Moreover, the word is hardly ever used in the scientific texts of the members of his school.
His faithful disciple and nephew Marcel Mauss in his two well-known texts of 19, “Social Cohesion in Polysegmentary Societies” (Mauss 1969a) and “Fragment of a Plan of General Descriptive Sociology” (Mauss 1969b), prefers to speak of “social cohesion” and not of “solidarity,” only briefly mentioning the two Durkheimian types of the latter in the second of these texts.
Psychopaths and sociopaths are often able to manage their condition and pass as “normal” citizens, although their capacity for manipulation and cruelty can have devastating consequences for people around them.
The term psychopathy is often used to emphasize that the source of the disorder is internal, based on psychological, biological, or genetic factors, whereas sociopathy is used to emphasize predominant social factors in the disorder: The social or familial sources of its development and the inability to be social or abide by societal rules (Hare, 1999).
In a much more sophisticated way, this was also the premise of James Fallon (b.
1947), a neuroscientist at the University of California.
Durkheim viewed social facts being outside of the individual but yet powerful in shaping the individual.

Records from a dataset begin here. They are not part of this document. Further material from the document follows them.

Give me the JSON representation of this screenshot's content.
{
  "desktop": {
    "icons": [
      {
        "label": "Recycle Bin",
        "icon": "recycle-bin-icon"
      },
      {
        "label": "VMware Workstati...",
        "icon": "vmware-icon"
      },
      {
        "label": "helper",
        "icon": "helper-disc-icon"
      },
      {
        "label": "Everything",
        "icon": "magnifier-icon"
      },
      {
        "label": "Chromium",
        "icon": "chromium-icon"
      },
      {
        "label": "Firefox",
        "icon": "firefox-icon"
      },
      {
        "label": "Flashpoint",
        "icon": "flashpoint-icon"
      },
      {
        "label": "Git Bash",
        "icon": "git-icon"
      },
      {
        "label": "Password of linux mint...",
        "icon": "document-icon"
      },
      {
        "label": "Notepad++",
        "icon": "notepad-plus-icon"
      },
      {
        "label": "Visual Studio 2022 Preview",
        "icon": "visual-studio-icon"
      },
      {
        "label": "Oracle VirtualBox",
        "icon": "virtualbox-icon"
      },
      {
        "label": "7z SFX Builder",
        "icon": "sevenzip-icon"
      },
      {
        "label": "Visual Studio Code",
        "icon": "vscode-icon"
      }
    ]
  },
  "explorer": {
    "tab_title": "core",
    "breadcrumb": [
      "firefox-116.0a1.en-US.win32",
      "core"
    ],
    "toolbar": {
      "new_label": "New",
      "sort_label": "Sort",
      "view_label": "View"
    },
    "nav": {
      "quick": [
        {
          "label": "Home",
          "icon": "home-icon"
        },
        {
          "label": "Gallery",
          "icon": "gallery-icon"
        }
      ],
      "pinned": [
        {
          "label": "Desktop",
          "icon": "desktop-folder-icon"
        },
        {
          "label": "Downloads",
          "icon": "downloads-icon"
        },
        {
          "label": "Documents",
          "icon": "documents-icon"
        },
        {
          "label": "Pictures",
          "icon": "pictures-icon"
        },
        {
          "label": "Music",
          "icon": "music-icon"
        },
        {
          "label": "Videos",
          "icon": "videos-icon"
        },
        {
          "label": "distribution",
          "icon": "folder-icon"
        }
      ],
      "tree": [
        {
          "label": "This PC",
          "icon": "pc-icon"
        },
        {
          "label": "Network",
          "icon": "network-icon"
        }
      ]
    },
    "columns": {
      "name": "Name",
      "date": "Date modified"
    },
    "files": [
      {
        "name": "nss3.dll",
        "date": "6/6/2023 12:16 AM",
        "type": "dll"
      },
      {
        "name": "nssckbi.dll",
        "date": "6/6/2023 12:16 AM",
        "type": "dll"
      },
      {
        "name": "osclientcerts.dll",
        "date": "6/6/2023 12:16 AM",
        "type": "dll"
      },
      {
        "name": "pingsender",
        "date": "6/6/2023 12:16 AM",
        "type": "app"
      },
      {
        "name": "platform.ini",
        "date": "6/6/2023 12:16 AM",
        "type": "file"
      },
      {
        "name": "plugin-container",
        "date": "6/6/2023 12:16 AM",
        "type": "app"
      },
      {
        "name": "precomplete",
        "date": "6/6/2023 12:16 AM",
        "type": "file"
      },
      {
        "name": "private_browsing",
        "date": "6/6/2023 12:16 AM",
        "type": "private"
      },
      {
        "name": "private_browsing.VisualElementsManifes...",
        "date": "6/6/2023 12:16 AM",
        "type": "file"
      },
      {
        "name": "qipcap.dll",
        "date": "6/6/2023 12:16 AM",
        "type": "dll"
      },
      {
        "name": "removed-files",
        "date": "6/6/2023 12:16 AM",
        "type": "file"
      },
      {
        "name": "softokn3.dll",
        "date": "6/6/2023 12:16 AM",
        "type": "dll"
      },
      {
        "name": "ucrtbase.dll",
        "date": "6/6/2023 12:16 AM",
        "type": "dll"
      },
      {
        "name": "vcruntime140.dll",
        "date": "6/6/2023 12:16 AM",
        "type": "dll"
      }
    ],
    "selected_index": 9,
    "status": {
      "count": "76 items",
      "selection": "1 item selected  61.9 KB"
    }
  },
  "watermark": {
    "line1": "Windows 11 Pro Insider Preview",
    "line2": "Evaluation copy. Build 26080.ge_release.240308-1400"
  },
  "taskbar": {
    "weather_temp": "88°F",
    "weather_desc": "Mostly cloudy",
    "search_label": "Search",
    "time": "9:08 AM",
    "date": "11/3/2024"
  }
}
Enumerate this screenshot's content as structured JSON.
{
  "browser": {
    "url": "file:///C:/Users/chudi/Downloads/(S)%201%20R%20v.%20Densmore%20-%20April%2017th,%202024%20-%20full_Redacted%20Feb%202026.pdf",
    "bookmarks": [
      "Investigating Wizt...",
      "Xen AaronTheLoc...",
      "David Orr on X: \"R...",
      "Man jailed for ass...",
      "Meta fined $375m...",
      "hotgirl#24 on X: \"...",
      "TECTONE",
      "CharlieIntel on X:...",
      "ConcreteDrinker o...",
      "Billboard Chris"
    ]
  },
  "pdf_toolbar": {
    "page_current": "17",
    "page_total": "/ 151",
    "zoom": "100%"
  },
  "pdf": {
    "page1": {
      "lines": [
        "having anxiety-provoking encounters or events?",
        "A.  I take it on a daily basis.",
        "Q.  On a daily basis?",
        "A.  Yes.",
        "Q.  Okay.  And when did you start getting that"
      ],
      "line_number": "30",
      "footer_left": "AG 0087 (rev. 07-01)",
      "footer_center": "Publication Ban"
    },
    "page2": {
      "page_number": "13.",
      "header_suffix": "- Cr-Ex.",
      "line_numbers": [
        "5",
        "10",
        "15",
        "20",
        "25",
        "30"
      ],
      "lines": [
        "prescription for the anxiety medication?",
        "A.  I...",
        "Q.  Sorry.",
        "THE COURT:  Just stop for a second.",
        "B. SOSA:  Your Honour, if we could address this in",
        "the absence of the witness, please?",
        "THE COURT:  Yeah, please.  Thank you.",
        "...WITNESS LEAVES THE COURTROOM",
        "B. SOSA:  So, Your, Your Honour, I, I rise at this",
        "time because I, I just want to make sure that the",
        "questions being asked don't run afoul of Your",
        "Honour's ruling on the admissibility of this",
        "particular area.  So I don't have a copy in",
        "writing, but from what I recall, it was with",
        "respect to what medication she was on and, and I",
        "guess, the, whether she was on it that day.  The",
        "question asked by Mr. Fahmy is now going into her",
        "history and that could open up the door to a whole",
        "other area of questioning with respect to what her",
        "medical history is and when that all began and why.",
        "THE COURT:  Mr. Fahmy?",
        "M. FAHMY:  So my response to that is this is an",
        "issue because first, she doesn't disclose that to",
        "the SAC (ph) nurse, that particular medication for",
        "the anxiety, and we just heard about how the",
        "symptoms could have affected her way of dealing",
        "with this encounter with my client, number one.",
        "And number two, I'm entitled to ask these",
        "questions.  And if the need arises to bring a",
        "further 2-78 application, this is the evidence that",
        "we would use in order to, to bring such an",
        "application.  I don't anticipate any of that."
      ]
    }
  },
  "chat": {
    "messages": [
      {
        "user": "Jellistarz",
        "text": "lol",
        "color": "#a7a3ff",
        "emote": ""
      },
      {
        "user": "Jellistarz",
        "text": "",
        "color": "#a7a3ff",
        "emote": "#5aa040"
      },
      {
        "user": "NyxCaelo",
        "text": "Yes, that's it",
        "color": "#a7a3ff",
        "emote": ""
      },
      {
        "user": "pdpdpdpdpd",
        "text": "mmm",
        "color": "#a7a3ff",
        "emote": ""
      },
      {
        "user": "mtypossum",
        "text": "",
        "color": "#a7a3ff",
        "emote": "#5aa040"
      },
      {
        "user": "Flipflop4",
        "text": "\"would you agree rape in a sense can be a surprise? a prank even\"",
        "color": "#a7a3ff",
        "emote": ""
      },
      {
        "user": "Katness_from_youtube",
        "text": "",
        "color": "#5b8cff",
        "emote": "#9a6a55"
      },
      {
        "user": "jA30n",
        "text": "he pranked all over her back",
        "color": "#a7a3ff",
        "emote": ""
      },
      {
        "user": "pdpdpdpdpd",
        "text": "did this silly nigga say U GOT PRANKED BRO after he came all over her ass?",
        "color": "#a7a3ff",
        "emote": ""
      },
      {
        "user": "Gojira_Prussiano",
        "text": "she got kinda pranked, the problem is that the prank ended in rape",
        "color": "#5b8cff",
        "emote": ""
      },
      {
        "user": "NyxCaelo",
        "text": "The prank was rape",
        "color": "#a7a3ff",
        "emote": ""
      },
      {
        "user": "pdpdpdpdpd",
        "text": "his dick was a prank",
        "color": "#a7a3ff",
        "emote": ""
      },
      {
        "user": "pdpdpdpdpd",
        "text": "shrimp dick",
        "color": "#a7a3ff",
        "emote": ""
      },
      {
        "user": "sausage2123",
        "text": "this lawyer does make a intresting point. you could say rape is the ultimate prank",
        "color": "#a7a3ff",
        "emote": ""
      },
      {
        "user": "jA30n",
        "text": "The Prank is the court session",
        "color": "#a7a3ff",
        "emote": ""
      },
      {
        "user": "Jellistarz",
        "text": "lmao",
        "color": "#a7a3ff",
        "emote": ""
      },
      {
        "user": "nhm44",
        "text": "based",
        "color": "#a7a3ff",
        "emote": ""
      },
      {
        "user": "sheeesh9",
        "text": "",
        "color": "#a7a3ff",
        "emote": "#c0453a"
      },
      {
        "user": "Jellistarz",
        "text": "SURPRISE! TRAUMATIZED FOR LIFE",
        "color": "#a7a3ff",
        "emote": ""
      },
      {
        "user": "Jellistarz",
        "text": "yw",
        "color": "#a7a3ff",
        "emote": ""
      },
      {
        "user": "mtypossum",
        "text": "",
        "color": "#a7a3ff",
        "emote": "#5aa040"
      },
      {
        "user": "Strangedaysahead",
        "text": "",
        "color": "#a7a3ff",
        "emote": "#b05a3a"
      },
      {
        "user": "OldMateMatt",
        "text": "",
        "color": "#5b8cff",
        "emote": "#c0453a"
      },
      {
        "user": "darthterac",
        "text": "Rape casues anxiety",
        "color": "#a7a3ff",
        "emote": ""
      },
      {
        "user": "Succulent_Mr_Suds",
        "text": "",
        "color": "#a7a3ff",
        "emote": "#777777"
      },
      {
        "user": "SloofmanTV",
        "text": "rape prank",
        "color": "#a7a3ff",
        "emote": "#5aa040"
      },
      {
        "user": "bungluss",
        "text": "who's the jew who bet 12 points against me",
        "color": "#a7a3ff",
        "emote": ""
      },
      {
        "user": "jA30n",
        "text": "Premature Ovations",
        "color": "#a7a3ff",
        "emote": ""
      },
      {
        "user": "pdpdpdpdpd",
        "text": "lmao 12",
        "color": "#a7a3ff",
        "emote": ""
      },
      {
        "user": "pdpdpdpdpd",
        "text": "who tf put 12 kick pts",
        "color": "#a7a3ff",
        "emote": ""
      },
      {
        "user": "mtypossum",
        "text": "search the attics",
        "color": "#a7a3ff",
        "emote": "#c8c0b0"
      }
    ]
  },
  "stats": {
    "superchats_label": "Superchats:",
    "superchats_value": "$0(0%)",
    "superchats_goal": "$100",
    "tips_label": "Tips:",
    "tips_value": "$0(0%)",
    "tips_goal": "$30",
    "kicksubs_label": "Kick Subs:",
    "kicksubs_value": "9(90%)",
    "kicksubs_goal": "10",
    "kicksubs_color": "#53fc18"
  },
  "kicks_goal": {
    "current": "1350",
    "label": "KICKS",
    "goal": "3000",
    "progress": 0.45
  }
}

Material social facts visible such as buildings, while nonmaterial social facts difficult to see but as a society we know they exist.
The nonmaterial social facts are customs, cultures and norms for any given society (Ritzer, p 188).
In this sense, the sociopath is a very modern sort of deviant.
Contemporary approaches to psychopathy and sociopathy have focused on biological and genetic causes.